THE SONIC BOOMER
You may recall that a few weeks ago, I promised my husband Mark that he could retreat to the balmy weather of Florida if, when my new store opened in Independence, Mo., it was still below 35 degrees. I figured that was a safe bet, seeing as how we had been hearing about the mystical approach of something called “spring” for an entire month.
Mystical, or perhaps mythical?
Independence set a world record last week for hitting a low that was 10 full degrees below its previous low. It was 31 degrees, but it had never gone below 41 on April 14 before!
Weathermen were as giddy as Florida weathermen are when a hurricane is approaching. They touted this record-setting as if the united citizenry of the greater Kansas City area had worked hard to achieve it. I was impressed by their ability to turn lemons into lemonade for the viewing public.
Mark was not impressed at all. “You said I could leave if it was below 65,” he stated. (He had negotiated in an extra 30 degrees, but it was pretty much a moot point by now.)
“OK, go,” I said. “Think of me when you’re on the beach.”
“You mean you’re not coming with me?”
“I have to mind the store, at least until we find a manager,” I said.
His shoulders slumped. I didn’t have the heart to tell him I was having a great time in the store. It didn’t even feel like working. And I should’ve known this would happen because, when I was little, I liked playing store. When I was a teenager, I worked in a store. I put myself through college clerking at a store and, when I first moved to Florida, I sought out a job as manager of a store.
When stores go away due to the ever-increasing popularity of online shopping, I will be sad. I will also be stuck with two buildings perfectly adapted to retail. I knew I was betting against the odds. Even Walmart has been trying to sell its extra buildings to prisons, or so I hear.
But me, I’m hoping retail comes back, and that people will decide they want to see and touch things before they buy them. In the meantime, I’m thinking of diversifying my portfolio to include a cardboard-manufacturing plant and the trucking industry. All these cardboard boxes! All these deliveries!
Another good thing to do would be to start planning ahead on how I can convert my two perfect retail buildings to cardboard recycling facilities. I mean, where do all the empty boxes go? My heart goes out to hoarders, those collectors of all things useful and useless, well-loved by antiques dealers everywhere. If anyone has a Superman #1 comic book, it’s them — not that they could get to it.
But what are they doing with all this cardboard they get “free” with every online purchase? They’re saving it, of course, but where? Are there storage units full of nothing but FedEx and UPS boxes? Are we facing a tree shortage?

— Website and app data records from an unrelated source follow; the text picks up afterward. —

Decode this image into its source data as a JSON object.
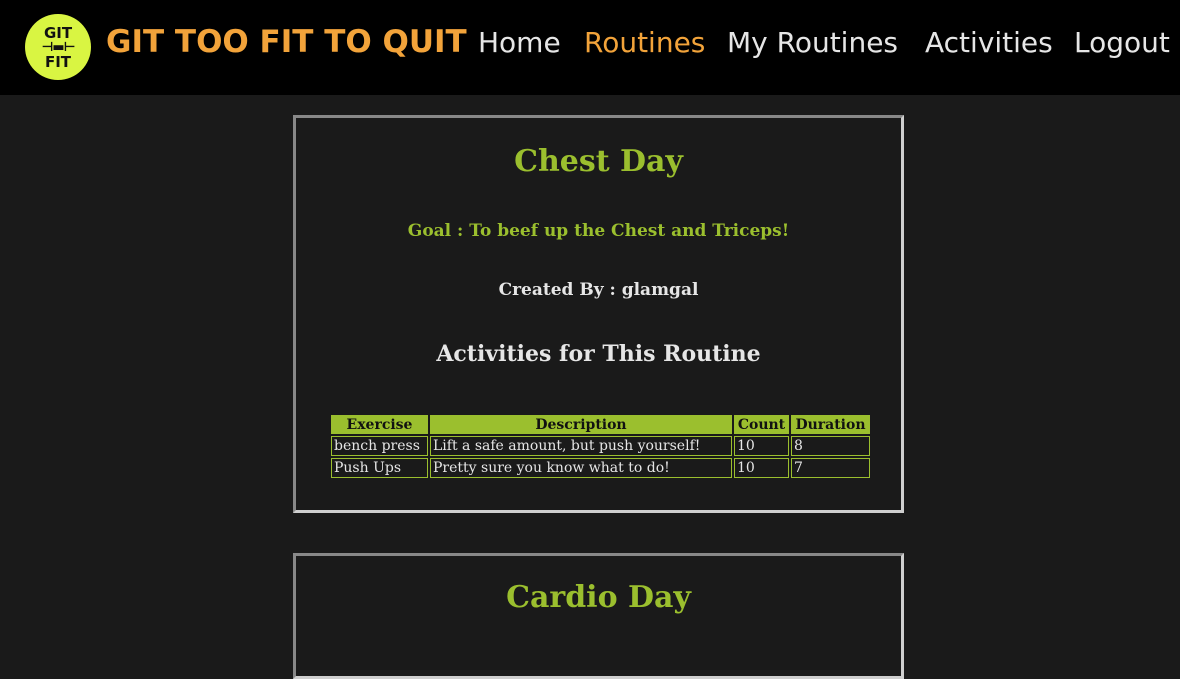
{
  "nav": {
    "logo_top": "GIT",
    "logo_mid": "⊣▬⊢",
    "logo_bottom": "FIT",
    "brand": "GIT TOO FIT TO QUIT",
    "links": [
      "Home",
      "Routines",
      "My Routines",
      "Activities",
      "Logout"
    ],
    "active": "Routines"
  },
  "routines": [
    {
      "title": "Chest Day",
      "goal": "Goal : To beef up the Chest and Triceps!",
      "creator": "Created By : glamgal",
      "activities_heading": "Activities for This Routine",
      "columns": [
        "Exercise",
        "Description",
        "Count",
        "Duration"
      ],
      "rows": [
        [
          "bench press",
          "Lift a safe amount, but push yourself!",
          "10",
          "8"
        ],
        [
          "Push Ups",
          "Pretty sure you know what to do!",
          "10",
          "7"
        ]
      ]
    },
    {
      "title": "Cardio Day"
    }
  ],
  "colors": {
    "accent_orange": "#f2a33a",
    "accent_green": "#9bbf2e",
    "logo_yellow": "#d9f542",
    "background": "#1a1a1a"
  }
}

And, if we are, how can I best convert a retail storefront into a tree nursery?
I’m always looking for the next big thing. I’d say, “I’ll be rich someday,” but time is running out.